WHAT TO WORK ON: Using the data below, tally the lines that include the string "price". Only the number is wanted.

*** Opening of DATA FOR THIS TASK ***

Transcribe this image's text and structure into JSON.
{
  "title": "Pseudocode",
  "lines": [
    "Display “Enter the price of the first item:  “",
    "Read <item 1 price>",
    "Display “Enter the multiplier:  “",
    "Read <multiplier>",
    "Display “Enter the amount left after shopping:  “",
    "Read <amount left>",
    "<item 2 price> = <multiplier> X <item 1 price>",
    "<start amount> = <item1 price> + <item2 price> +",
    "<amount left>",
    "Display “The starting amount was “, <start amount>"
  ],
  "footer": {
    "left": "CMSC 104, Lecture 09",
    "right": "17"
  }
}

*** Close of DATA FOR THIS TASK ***
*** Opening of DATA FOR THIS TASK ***

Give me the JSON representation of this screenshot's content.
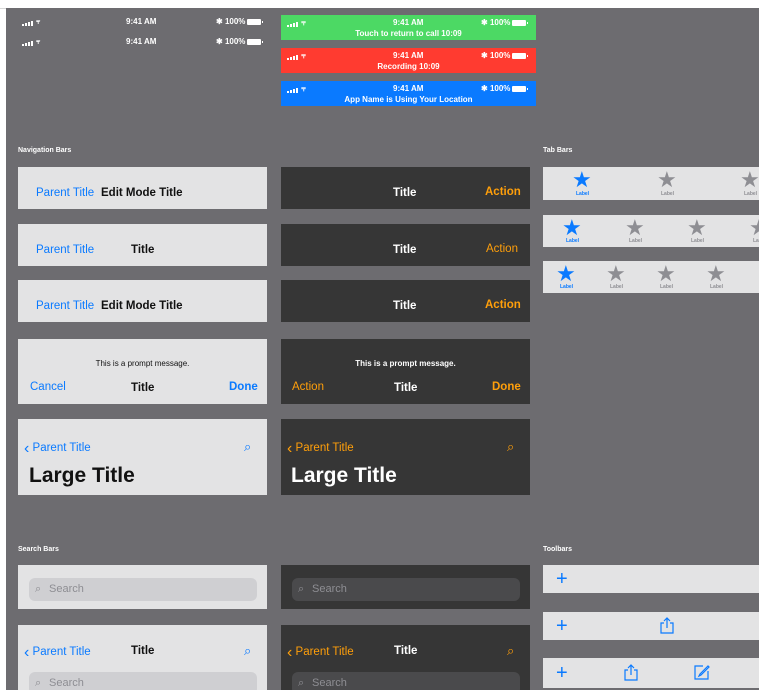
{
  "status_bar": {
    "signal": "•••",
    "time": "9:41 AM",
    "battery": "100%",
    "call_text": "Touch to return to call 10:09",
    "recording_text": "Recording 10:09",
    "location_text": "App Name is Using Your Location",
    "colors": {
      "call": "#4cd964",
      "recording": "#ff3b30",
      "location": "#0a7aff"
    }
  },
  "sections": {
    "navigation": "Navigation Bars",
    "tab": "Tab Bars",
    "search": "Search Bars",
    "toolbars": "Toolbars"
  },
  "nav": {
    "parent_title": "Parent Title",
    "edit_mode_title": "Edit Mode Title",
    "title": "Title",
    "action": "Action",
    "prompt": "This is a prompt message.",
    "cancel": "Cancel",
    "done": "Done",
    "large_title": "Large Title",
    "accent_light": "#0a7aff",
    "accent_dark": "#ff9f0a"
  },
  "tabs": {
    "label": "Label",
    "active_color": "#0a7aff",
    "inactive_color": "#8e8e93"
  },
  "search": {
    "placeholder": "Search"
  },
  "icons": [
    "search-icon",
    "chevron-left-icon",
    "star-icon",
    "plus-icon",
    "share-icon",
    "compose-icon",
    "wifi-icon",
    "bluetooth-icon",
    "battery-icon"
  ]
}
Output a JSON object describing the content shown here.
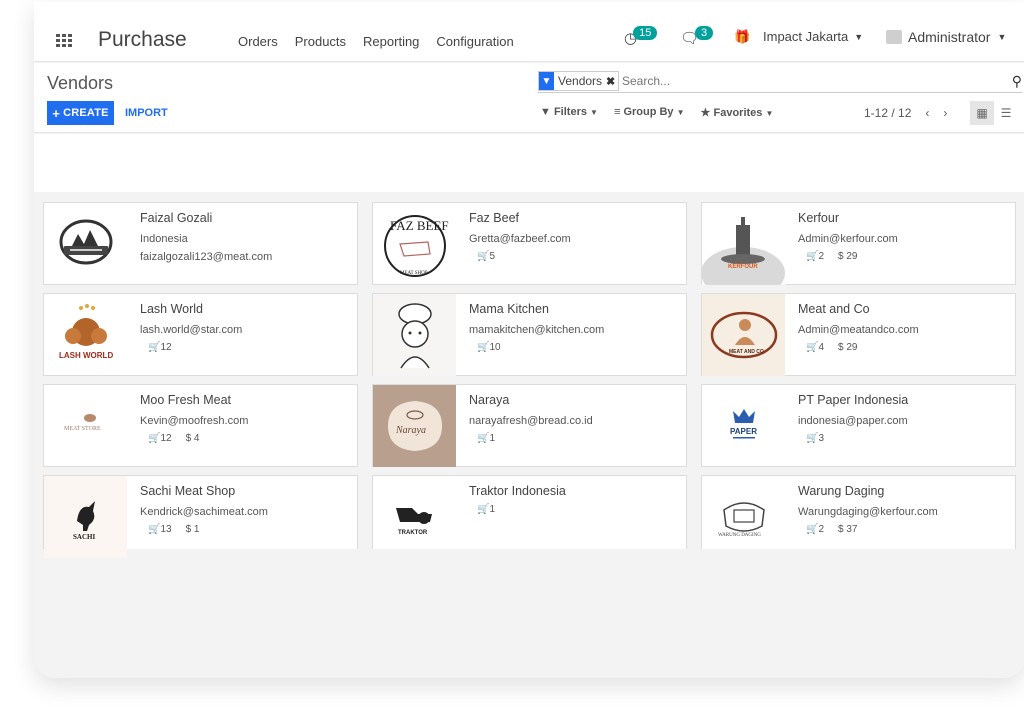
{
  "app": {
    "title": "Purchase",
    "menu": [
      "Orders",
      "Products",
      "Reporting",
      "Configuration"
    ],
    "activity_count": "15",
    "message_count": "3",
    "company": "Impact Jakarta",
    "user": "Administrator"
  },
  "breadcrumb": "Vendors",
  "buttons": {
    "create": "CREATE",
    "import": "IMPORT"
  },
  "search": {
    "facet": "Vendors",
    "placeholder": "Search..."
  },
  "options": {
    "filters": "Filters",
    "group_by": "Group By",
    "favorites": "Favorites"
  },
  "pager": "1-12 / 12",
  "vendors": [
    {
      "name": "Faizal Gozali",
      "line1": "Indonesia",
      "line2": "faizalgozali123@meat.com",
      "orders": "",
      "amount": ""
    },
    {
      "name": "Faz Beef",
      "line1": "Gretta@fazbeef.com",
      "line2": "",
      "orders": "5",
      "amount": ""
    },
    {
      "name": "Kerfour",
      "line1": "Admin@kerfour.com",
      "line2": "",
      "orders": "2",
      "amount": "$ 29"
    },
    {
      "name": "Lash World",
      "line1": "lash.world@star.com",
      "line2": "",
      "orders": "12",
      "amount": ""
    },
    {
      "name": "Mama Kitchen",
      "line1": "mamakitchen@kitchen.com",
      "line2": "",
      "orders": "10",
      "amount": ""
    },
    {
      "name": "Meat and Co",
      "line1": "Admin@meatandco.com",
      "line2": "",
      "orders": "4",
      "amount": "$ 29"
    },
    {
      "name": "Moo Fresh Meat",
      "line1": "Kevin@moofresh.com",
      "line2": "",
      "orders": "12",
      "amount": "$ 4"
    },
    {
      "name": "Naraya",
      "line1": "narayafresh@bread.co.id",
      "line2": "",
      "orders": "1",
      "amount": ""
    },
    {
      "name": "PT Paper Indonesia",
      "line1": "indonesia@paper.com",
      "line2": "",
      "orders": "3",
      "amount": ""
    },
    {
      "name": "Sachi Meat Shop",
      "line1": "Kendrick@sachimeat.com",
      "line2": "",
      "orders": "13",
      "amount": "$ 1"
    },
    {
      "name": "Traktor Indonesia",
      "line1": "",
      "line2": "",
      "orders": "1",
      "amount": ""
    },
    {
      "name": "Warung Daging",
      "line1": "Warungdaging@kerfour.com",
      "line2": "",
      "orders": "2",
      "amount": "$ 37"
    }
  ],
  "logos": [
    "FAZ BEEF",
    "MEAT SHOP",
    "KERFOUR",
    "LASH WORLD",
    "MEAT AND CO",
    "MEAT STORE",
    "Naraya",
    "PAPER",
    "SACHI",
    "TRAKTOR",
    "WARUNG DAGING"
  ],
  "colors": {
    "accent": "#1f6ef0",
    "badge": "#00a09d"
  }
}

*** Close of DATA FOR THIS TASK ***

YOUR SOLUTION: 4